YBGK provides free legal aid to all Malaysians regardless of their financial means when they are arrested and detained at the police station and during remand hearings, besides representing accused individuals applying for bail and when they are charged in court.
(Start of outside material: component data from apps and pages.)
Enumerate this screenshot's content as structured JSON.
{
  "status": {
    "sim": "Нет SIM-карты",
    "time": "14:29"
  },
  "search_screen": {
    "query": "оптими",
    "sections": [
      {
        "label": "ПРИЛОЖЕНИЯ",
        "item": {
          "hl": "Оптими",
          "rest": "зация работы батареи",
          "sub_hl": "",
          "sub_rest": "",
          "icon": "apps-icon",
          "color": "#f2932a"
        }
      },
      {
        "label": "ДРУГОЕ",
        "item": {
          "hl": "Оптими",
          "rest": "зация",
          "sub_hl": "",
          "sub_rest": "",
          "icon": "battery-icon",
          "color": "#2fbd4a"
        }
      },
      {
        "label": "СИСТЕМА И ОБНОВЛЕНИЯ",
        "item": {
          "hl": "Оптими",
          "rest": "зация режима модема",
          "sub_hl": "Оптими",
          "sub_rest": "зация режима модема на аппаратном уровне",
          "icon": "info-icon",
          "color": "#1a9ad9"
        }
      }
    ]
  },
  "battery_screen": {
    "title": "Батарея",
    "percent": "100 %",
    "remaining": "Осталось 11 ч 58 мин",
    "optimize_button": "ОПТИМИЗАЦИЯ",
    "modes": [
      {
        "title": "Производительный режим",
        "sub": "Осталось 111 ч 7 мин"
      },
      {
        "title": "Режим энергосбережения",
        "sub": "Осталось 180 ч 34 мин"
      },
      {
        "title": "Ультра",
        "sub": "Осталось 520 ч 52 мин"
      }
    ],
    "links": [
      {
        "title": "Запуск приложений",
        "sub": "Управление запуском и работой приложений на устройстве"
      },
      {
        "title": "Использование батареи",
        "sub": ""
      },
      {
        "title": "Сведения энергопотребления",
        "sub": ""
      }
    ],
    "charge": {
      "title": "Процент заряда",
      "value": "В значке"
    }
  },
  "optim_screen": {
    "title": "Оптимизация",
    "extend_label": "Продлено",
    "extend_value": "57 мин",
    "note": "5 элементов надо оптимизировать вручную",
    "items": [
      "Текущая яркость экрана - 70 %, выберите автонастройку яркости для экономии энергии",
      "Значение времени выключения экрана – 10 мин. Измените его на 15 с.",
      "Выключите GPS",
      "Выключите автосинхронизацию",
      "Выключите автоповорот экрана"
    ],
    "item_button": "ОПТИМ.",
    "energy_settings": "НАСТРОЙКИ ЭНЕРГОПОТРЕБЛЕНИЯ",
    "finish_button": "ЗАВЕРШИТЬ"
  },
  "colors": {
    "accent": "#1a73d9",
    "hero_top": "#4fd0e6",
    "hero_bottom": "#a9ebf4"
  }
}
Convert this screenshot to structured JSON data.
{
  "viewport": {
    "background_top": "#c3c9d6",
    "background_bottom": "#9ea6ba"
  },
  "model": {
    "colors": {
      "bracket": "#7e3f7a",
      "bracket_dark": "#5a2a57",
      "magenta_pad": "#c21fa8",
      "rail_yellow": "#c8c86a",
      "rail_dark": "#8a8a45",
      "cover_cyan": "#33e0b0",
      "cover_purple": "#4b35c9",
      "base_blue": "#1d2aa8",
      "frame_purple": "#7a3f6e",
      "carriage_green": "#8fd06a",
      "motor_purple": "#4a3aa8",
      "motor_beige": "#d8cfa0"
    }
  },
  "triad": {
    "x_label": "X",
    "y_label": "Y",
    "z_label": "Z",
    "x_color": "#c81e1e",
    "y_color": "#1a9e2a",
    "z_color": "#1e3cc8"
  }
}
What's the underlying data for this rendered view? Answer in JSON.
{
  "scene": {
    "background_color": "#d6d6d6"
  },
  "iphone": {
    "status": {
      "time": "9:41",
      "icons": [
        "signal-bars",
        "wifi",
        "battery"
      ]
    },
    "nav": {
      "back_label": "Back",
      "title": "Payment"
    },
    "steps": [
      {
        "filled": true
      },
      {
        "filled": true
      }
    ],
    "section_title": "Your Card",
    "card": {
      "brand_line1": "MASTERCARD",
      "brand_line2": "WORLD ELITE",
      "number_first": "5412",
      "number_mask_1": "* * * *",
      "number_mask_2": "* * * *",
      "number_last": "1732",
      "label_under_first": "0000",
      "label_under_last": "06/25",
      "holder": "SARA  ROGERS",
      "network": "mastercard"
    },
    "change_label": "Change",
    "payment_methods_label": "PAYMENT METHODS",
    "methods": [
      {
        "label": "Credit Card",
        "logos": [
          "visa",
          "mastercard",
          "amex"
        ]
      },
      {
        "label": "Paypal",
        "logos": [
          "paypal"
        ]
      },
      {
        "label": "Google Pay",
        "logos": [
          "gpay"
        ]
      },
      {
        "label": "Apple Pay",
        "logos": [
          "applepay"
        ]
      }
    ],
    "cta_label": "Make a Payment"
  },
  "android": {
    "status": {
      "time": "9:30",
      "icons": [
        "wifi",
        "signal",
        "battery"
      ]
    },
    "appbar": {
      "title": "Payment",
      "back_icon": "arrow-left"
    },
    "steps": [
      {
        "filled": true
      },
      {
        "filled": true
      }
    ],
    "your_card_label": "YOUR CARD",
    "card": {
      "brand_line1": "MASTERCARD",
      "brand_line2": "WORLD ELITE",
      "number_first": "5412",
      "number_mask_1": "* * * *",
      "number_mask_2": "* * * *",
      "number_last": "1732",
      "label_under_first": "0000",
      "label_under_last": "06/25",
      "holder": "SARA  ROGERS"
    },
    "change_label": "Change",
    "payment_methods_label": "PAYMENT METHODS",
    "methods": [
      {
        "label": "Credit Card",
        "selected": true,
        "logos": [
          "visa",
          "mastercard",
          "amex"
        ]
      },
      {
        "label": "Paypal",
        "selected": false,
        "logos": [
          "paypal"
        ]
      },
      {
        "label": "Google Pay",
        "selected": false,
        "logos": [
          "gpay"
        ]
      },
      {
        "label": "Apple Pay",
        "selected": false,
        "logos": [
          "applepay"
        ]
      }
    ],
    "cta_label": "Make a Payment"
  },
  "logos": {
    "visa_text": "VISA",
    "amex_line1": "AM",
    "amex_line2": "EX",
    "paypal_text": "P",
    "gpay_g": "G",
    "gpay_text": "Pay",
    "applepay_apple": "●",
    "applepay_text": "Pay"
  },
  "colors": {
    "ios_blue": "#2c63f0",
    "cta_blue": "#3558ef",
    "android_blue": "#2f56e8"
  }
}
Only those earning below RM36,000 annually will be eligible for YBGK aid during trials.

The Malaysian Bar president had at the opening of the legal year last year said YBGK lawyers had since December 2014 met with 40 death row prisoners to assist them in seeking a pardon, and had at this year’s opening of the legal year stressed that a state-funded legal aid programme such as YBGK is as important as a state-funded public health scheme and that it would be unthinkable for such services to be wound down.

The Bar Council’s self-funded Legal Aid Centres that are set up in all states in Peninsular Malaysia handles cases involving matters such as criminal, family, Shariah and employment law, with the almost four-decades-old initiative assisting 19,629 people in 2016.

The Legal Aid Centres gave free legal aid to 18,851 people in 2015, 19,057 in 2014, 20,822 in 2013 and 21,381 in 2012 and 24,562 in 2011, the report showed.

As for the Legal Aid Department, Malay Mail Online’s checks showed that the estimated government allocation for this department that is parked under the Prime Minister’s Department’s Legal Affairs Division for 2017 is RM23,562,600, as compared to 2016’s RM27,480,500.

The Legal Aid Department assists Malaysians in civil, criminal, Shariah case, with those earning less than RM25,000 annually are eligible for free legal aid services, while those earning between RM25,000 and RM30,000 will have to contribute RM300 for the legal aid services.

Last August, de facto law minister Datuk Seri Azalina Othman Said said the government was studying the possibility of streamlining legal aid services to address possible overlap between those provided by the government, the Malaysian Bar and non-governmental organisations, adding that the government may look into how it would determine who is entitled to receive legal aid instead of just judging based on their income levels.